While such a track would bring these conditions regardless of intensity, the severity of the conditions will depend on the strength of the system itself.
AccuWeather.com meteorologists are forecasting Isaac to become a hurricane over the Caribbean before crossing Cuba. However, weakening of the system as it crosses Cuba is likely. Next, after moving away from Cuba, restrengthening is likely. How much restrengthening occurs will depend on its proximity to the west coast of Florida. Waters are very warm over the Florida Straits and the Gulf of Mexico.
As the system moves up over the eastern Gulf, a return flow from the west and southwest in the wake of the storm can bring a storm surge along the Florida west coast. It is for this reason that people from Key West to Fort Myers, Tampa and Panama City should be prepared for coastal flooding.
There is still some question as to Isaac's behavior after reaching the Gulf. Current steering winds in the northern Gulf would turn the storm more to the north then perhaps to the northeast.
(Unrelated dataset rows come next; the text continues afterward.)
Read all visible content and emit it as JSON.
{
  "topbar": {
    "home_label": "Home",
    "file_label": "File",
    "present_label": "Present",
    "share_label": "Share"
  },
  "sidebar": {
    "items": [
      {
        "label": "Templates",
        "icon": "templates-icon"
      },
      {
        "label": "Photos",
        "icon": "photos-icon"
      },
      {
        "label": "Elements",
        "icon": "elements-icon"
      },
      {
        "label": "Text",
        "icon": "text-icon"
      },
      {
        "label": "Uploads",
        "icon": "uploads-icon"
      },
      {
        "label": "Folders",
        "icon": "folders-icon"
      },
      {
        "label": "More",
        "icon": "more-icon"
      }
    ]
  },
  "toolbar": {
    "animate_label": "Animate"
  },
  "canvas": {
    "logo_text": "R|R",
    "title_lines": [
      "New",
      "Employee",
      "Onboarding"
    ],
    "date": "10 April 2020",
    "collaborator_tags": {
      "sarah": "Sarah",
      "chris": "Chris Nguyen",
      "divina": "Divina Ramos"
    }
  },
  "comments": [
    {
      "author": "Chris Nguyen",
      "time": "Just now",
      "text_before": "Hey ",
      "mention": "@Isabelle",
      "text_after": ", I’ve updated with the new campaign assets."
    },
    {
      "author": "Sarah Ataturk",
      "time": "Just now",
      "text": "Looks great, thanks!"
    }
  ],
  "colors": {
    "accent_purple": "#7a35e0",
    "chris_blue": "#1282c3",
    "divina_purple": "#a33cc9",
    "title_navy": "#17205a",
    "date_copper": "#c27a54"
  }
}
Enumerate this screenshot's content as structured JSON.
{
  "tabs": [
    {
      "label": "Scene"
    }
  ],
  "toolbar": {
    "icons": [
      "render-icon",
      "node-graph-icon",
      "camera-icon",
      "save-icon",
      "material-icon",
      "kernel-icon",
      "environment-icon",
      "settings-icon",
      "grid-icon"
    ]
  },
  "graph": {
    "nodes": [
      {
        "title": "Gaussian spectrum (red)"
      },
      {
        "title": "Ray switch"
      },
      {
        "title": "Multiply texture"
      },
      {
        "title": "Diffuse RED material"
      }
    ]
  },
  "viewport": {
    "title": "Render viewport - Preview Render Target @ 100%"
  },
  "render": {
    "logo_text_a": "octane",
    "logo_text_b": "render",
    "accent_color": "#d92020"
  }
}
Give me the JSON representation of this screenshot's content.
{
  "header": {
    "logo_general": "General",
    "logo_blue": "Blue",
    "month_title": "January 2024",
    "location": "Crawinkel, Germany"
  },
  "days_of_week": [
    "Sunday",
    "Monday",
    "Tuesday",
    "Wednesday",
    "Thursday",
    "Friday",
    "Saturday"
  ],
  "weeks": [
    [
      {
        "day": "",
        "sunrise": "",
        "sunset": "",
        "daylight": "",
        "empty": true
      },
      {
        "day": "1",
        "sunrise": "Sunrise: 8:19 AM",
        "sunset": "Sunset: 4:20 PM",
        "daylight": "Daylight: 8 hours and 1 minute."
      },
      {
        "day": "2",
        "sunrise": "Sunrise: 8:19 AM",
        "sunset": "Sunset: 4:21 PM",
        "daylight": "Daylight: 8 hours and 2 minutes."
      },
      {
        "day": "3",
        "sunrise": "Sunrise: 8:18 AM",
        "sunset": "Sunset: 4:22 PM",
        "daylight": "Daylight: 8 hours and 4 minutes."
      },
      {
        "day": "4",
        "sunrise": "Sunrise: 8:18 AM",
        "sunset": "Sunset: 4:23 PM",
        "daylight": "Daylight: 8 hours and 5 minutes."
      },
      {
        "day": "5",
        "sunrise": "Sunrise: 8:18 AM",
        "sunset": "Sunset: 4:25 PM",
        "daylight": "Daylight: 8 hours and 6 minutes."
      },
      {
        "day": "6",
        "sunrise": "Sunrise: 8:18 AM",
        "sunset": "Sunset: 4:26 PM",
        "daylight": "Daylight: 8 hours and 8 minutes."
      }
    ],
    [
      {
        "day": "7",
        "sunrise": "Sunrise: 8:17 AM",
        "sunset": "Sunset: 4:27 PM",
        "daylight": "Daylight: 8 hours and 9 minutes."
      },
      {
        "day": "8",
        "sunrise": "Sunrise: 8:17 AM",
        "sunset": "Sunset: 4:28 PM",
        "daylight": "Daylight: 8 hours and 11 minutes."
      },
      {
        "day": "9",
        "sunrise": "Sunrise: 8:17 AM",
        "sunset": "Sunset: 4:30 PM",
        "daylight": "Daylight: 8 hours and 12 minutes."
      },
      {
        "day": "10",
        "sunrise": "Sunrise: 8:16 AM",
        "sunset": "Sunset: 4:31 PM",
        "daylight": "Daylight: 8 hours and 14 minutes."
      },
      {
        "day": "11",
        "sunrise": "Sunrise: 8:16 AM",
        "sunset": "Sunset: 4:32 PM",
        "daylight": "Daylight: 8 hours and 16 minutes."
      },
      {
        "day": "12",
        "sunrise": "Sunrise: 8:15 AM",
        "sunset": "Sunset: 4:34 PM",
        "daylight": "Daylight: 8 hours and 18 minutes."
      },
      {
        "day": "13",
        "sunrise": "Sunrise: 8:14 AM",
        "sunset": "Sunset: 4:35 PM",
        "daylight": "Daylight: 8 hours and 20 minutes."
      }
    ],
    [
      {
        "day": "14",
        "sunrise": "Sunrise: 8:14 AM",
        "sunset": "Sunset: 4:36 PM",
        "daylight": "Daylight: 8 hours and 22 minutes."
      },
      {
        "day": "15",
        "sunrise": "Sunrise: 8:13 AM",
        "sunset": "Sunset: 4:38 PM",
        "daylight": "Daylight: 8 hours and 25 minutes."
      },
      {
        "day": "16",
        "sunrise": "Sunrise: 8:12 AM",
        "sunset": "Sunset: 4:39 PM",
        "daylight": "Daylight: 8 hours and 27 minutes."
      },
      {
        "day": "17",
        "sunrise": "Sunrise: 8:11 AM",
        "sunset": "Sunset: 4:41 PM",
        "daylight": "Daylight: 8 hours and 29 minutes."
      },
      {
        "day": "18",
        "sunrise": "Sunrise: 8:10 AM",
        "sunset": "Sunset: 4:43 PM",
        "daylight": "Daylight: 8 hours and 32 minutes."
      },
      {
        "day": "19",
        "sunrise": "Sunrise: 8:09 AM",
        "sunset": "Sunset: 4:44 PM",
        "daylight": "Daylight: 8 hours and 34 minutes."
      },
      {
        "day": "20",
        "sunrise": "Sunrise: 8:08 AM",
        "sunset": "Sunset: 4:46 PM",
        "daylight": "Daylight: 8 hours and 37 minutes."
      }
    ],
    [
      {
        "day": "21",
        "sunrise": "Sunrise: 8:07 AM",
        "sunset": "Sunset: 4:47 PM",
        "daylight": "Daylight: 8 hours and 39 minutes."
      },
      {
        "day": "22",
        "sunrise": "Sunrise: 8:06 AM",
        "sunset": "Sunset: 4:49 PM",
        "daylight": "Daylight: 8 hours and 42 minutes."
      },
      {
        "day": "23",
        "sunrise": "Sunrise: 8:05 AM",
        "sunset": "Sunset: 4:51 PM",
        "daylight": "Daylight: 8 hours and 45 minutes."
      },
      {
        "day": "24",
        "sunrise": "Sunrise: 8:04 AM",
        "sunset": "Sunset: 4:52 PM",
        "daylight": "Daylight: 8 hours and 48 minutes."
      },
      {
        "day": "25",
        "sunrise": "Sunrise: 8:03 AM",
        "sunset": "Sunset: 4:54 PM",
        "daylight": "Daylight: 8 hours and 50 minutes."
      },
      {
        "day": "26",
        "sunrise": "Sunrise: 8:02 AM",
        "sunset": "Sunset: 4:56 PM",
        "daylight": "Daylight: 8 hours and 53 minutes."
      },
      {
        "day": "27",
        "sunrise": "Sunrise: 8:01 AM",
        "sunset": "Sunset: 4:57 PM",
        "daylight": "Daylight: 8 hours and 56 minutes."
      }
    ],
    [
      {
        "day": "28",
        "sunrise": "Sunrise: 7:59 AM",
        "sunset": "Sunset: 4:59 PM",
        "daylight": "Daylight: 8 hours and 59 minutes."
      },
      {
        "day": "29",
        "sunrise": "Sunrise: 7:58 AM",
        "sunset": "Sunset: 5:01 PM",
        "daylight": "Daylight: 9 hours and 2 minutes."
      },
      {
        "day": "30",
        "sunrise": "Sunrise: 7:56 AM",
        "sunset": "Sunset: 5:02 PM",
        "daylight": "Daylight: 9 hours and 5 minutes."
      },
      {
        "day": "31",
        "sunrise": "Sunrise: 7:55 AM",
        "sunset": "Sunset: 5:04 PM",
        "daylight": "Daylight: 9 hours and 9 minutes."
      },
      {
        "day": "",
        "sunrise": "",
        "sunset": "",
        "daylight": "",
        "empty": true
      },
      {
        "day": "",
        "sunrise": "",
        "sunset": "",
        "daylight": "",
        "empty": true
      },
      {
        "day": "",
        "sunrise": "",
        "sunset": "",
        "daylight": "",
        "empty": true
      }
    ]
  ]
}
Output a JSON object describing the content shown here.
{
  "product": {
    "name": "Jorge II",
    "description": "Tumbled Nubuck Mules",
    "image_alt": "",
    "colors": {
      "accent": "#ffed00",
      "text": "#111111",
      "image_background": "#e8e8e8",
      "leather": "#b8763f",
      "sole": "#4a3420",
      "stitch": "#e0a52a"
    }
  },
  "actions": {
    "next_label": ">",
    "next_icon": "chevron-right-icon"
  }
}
This raises the possibility of the system moving inland over the northeastern Gulf coast. Because of this, folks over the upper Gulf Coast of Florida should keep a close eye on Isaac as there is a chance of landfall in their vicinity.
There is still a slight chance that Isaac will make an abrupt turn to the north somewhere between Hispaniola and eastern Cuba, which would bring the storm to the Atlantic side of Florida.
While tropical storm or hurricane conditions would be possible in the Bahamas and the Miami area in this scenario, much of the Florida Peninsula would be far less stormy and potentially sunny.
Ignacio has rapidly strengthened into a major hurricane as it tracks toward the Hawaiian Islands.
While Erika has weakened to a tropical rainstorm, downpours will still spread from Hispaniola and Cuba to Florida as August transitions to September.
As many as seven tropical cyclones were churning throughout the world this past week, while smoke from wildfires across the Pacific Northwest led to poor air quality across the region.
Heat will linger in Eastern Europe for much of the fall season; meanwhile, the British Isles and northwestern Europe can expect a stormy end to the season.
A stalled frontal boundary from southeast China through Taiwan and Japan will be the focal point for rounds of heavy rainfall into early next week.
Pittsburgh, PA (1982)
39 degrees, coldest ever in August.
Anchorage, AK (1989)
A total of 9.6 inches of rain -- wettest August on record.
New England (1816)
"Year in which there was no summer", otherwise known to weather historians as "1800 and frozen to death" killing frost once again damages sparse corn corp in northern New England...loss of this and other crops led to severe famine in much of New England that winter...and helped spur western migration in spring of 1817.